First, hold yourself accountable. It doesn’t matter where you go to school, if you don’t do the homework and study, you won’t be getting what you are paying for. Nobody-not your teachers, not your parents, not the dean of students-is more responsible for your success or failure more than you are. I suggest doing the math and figuring out how much each classroom hour costs; that alone was motivation enough for me to not skip classes when I was in college (each classroom hour was approximately $167 by my reckoning). Maximize your tuition dollars by taking yourself and your education seriously.
Second, look at your choice of schools. You’ll pay about three to four times as much if you go to an out-of-state public institution than you would if you were a resident, so check out Utah’s colleges and universities for programs and majors that interest you. Also keep in mind that community colleges are excellent places to start off your education, particularly if you plan on transferring from a local community college to one of the state colleges. Most transfer programs are very smooth.

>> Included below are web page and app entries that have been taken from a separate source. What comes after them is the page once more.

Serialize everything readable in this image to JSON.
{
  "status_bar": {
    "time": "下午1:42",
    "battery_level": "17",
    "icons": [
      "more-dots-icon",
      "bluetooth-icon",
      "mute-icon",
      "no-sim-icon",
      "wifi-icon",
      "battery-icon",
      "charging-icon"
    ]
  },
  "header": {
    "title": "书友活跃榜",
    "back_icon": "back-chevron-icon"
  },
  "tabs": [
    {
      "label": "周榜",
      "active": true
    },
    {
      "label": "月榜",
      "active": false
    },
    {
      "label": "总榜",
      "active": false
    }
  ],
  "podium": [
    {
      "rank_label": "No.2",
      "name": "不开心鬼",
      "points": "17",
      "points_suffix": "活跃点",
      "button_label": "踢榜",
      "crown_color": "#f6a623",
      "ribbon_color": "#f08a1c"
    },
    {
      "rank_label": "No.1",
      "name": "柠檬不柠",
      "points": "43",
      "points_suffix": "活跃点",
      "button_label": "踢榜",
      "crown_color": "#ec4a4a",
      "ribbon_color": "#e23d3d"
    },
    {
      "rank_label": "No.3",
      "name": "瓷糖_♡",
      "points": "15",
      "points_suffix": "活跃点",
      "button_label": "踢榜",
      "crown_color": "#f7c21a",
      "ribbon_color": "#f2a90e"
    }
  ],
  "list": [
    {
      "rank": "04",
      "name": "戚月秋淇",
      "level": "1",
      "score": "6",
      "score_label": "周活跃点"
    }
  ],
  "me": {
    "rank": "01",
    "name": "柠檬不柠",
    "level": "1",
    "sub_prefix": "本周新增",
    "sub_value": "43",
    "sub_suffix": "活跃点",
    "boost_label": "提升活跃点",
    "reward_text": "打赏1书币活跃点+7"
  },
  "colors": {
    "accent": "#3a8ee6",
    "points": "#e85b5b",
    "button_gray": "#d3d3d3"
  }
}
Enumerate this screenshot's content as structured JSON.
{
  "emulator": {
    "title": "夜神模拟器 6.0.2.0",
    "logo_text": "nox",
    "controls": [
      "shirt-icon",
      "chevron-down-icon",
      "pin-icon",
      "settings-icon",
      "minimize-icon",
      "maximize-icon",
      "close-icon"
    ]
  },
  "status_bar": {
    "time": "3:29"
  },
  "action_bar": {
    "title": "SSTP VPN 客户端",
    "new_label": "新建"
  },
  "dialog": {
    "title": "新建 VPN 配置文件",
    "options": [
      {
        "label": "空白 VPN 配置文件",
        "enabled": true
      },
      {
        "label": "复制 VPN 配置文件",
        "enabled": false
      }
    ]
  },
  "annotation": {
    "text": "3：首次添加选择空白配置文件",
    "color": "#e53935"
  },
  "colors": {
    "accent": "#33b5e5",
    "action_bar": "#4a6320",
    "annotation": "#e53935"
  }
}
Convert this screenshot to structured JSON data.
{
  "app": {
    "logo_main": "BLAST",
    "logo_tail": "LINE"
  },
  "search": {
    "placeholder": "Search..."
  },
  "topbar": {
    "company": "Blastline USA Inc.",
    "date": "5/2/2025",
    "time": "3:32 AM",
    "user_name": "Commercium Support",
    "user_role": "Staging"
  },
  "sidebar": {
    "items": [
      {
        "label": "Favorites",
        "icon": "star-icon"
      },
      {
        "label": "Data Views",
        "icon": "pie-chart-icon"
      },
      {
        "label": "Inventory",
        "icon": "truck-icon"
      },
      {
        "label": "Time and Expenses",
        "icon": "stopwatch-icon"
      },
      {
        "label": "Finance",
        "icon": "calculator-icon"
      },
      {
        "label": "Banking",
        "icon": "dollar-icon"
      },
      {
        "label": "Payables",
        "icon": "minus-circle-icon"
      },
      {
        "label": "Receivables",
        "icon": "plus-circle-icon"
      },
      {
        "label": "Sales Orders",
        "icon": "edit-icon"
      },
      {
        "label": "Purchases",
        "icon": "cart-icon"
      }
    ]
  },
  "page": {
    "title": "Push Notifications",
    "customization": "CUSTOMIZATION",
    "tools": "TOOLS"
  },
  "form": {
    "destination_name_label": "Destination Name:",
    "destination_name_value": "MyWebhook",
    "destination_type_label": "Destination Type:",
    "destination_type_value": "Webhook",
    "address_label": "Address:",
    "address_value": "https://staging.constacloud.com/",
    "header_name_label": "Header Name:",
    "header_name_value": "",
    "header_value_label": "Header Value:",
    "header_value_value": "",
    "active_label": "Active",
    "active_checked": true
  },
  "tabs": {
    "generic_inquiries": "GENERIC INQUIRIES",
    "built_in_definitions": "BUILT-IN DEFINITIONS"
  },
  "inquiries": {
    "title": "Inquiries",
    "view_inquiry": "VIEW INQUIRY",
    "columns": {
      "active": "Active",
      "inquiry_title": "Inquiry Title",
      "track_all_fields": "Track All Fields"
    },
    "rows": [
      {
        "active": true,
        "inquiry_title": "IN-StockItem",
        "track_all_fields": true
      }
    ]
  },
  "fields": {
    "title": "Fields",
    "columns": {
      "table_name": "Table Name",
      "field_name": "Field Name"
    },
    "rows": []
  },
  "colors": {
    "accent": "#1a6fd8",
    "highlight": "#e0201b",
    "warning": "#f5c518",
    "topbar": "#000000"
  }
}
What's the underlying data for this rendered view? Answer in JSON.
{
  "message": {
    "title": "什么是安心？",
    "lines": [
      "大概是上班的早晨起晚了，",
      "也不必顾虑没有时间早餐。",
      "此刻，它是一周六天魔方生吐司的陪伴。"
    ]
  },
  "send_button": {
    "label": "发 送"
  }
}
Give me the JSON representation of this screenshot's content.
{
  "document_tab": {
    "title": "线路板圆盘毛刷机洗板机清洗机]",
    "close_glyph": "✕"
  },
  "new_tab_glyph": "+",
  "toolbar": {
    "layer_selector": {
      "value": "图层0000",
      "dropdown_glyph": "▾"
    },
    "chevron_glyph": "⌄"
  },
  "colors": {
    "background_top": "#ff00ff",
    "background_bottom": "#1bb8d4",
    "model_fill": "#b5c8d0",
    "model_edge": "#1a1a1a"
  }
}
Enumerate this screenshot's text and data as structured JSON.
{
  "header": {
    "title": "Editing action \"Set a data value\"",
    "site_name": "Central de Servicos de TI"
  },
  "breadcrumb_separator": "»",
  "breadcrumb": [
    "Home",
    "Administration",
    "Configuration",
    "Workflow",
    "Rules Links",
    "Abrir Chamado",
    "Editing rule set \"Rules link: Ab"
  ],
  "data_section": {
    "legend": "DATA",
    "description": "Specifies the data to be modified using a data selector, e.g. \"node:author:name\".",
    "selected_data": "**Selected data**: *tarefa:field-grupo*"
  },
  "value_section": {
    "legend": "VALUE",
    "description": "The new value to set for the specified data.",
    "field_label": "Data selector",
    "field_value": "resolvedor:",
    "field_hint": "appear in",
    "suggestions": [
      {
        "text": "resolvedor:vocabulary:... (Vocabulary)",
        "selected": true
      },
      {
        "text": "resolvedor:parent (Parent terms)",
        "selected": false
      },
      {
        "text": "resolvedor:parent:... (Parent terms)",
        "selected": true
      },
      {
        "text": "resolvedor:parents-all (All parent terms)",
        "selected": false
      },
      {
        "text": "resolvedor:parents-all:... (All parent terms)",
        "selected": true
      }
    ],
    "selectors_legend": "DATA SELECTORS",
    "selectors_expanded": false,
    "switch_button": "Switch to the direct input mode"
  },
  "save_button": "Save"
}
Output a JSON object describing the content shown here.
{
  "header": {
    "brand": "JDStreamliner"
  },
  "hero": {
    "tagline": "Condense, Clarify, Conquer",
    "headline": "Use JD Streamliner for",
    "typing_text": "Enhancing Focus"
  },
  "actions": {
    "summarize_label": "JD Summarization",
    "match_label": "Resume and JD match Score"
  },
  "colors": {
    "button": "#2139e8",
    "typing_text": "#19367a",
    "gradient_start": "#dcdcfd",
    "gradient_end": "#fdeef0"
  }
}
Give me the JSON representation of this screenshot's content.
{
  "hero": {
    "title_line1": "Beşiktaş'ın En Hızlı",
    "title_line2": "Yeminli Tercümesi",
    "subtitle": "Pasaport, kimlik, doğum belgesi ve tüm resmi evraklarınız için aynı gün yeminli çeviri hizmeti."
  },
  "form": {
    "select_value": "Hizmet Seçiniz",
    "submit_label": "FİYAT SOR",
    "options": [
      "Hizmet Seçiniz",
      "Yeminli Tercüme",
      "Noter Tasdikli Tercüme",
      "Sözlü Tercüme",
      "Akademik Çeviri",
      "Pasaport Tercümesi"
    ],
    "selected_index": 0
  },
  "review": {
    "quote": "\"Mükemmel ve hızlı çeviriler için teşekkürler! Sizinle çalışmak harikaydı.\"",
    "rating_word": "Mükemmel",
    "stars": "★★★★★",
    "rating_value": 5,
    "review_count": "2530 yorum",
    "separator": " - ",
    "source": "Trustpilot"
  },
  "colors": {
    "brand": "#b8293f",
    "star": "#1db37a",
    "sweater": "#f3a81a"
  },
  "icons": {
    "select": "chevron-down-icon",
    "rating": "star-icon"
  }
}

Third, be prepared to sacrifice. This could be applicable in many realms of the college experience. I am well aware that sacrifice isn’t a particularly enjoyable or popular lifestyle option, but as someone who ate her share of Ramen noodles during college, I can tell you that the payoff afterwards is worth it. I have not had to eat Ramen noodles out of economic necessity in the 3+ years since I graduated. This comes into play when talking about Cost of Attendance, which factors in things like room and board. If you can save yourself money on the room and board by giving up non-necessities, you’ll ultimately be reducing your overall price tag for college.
Fourth, have a plan. Students who go into college with a definite plan typically graduate more quickly than students who enter higher education without a specific direction. This means that if you have a plan, you’ll most likely save yourself tuition for extra classes or semesters by not switching majors or tracks.
Fifth, challenge yourself BEFORE college. Students who complete a rigorous course of study such as the Utah Scholars program during high school are much more likely to graduate with a four-year college degree than their counterparts. Taking challenging classes in high school better prepares students for the stresses and difficulty level of college work. And realistically, you can only capitalize on your education if you have a credential to show for it, so graduation really is a lynchpin here.
And finally, do the legwork. If you take the time to look for scholarships (try the search on UtahFutures) and apply for grants (start by filling out the FAFSA), you may be able to get some of the price of college paid for you. Keep in mind that many renewable scholarships (the ones that you can use for longer than just one year) are contingent upon having a high GPA and meeting standards such as Satisfactory Academic Progress (SAP).
Be creative! You can find other ways of saving on college. For instance, if you start a savings account while you are young and it accrues interest, that interest is helping you save on your investment. Good luck!